Susannah W. Simpson spent much of her childhood in Kabul, Afghanistan and spoke Farsi as a child. She has been a waitress, a founding member of the Ad Hoc Players, learned to wield a grease gun at an auto repair garage, worked on locked psychiatric wards and as a Hospice nurse held the hands of the dying. She is the Expressive Writing Specialist at a residential treatment center in West Palm Beach, FL and a graduate of the Therapeutic Writing Institute.
Vacation on the Body of Christ’s Beach
Corpus Christi, TX
We fled my junkie lover in New Mexico
as he sold his leather suitcase for heroin
ditching rehab–too early and for good.
Weeping with exhaustion, you and I, sister,
lulled by water sounds and gulls
lay supported on the firm expanse
on the sandy flesh of Christ’s beach.
While checking in to our motel by the freeway,
I smelled “junkie” on the sweat of two
grinning over at us. We double checked
the lock, took our valuables to dinner
and drove through the business district
boarded up with plywood, packed up
since the oil crash, and ate at a restaurant
buried in the thin ribbon of wealth
along the water. We eyed young waiters,
watched huge sailboats go by,
imagined other lives and wondered:
How did it get like this?
-Susannah W. Simpson
(c)in the name of the poet or assigns.
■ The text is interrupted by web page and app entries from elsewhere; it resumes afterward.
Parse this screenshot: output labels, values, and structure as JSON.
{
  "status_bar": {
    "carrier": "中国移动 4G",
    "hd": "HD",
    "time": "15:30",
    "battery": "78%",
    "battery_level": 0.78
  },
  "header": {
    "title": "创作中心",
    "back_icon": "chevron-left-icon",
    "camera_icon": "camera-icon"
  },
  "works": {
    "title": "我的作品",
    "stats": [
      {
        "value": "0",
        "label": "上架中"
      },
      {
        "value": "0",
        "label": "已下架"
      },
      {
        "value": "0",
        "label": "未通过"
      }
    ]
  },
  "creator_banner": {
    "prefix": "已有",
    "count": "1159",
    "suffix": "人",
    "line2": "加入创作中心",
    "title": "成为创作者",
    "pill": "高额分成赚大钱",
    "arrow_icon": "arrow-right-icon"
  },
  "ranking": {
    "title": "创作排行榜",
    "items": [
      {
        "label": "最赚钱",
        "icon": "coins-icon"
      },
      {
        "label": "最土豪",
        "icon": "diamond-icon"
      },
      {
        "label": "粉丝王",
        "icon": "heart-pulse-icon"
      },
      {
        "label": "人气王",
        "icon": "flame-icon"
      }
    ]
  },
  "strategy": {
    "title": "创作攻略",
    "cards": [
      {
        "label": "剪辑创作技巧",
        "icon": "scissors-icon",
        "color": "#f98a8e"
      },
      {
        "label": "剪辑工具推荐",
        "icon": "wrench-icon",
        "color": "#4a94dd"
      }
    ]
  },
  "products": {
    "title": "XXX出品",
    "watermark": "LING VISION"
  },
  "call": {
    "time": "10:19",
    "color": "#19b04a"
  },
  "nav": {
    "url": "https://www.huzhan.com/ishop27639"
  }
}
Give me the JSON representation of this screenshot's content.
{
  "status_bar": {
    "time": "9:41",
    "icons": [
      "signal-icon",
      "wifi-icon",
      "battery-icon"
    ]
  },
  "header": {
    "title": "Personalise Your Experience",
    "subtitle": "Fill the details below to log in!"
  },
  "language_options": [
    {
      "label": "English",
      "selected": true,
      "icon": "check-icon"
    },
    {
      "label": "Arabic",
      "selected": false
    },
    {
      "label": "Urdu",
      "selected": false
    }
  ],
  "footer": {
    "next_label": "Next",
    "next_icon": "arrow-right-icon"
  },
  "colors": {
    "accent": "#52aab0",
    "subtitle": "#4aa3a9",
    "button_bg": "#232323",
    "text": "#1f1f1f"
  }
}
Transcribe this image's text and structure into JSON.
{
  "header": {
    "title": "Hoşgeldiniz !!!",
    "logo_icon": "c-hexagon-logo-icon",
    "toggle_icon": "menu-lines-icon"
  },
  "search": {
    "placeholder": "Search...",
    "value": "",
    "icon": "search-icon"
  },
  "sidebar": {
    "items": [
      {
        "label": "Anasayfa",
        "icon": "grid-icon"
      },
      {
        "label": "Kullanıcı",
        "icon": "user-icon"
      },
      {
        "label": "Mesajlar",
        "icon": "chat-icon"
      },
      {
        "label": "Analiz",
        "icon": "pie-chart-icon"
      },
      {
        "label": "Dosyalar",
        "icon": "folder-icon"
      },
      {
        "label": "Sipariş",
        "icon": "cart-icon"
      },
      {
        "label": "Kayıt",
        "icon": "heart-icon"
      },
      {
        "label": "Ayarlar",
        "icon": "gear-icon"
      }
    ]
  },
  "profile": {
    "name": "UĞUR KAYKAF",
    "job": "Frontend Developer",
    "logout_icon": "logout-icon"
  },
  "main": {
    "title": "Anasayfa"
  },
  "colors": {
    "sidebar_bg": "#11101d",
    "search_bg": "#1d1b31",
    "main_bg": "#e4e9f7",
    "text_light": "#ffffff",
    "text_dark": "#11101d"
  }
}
Used for educational purposes and for the promotion of the poet and personal growth of the reader.
Start a write, How did it get like this?